Writing for the McKinsey Global Institute, Laura D. Tyson offers a list of steps that would increase the economic participation of women and increase long-term global growth.
Tyson notes that women account for half the global labor supply and 70 percent of consumption demand. But even though women have largely closed the gender gap with men on health and education, they continue to lag on economic participation by 10 to 25 percent — even in the world’s most gender-neutral nations.
The Organization for Economic Cooperation and Development has estimated that achieving parity in labor-participation would increase GDP growth by 12 percent over the next 20 years.
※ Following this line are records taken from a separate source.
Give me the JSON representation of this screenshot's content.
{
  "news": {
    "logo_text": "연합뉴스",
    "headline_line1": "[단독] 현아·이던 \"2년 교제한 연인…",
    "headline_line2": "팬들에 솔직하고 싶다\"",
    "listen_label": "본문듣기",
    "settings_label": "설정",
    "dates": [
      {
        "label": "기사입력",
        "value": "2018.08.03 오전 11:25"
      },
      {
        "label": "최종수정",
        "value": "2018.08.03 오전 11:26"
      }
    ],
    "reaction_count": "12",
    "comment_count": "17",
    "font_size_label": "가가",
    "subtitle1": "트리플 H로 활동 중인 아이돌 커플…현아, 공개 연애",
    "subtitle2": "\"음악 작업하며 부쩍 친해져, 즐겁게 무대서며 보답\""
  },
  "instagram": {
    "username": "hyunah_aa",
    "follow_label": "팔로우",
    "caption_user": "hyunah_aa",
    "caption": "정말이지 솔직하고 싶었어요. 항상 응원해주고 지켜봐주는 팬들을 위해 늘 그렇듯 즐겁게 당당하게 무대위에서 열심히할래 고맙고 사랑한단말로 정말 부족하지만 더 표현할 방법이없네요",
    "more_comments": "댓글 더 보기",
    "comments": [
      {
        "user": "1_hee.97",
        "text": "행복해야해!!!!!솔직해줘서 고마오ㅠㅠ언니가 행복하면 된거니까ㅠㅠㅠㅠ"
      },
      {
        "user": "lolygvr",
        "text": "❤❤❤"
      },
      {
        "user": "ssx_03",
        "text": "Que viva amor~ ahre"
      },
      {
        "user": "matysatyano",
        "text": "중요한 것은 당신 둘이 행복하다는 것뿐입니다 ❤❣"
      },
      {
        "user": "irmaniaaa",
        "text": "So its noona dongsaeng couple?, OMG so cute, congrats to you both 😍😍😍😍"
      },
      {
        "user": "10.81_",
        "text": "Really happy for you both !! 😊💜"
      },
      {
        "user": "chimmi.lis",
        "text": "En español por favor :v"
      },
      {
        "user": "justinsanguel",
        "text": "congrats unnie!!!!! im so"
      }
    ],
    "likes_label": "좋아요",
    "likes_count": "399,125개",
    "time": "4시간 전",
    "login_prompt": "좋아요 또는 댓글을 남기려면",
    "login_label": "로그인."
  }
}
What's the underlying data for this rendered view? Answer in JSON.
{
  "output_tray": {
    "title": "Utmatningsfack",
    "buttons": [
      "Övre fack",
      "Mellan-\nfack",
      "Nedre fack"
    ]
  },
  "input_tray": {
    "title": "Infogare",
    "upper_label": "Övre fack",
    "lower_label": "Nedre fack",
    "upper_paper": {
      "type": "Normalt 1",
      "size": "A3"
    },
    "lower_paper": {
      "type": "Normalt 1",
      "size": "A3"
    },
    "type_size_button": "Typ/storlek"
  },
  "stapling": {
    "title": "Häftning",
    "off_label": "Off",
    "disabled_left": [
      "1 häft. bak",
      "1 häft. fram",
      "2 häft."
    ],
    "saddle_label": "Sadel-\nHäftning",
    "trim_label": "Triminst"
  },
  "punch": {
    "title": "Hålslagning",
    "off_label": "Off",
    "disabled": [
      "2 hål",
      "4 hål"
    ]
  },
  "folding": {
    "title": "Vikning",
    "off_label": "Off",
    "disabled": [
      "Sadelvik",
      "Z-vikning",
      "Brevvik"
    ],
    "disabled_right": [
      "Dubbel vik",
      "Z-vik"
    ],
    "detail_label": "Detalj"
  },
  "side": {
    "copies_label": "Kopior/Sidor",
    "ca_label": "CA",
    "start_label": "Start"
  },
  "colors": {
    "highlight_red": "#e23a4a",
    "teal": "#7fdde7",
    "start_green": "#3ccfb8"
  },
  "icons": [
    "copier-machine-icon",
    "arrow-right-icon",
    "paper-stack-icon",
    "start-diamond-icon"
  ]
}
Tyson offers a list of policies that would help close the gender gap. Among them: equal legal rights in land ownership and inheritance; equal access to educational opportunities, from basic literacy through postgraduate training; the abolition of discriminatory practices in recruitment, retention, pay, and access to credit; and the elimination of tax policies that are disincentives to the labor-force participation of spouses.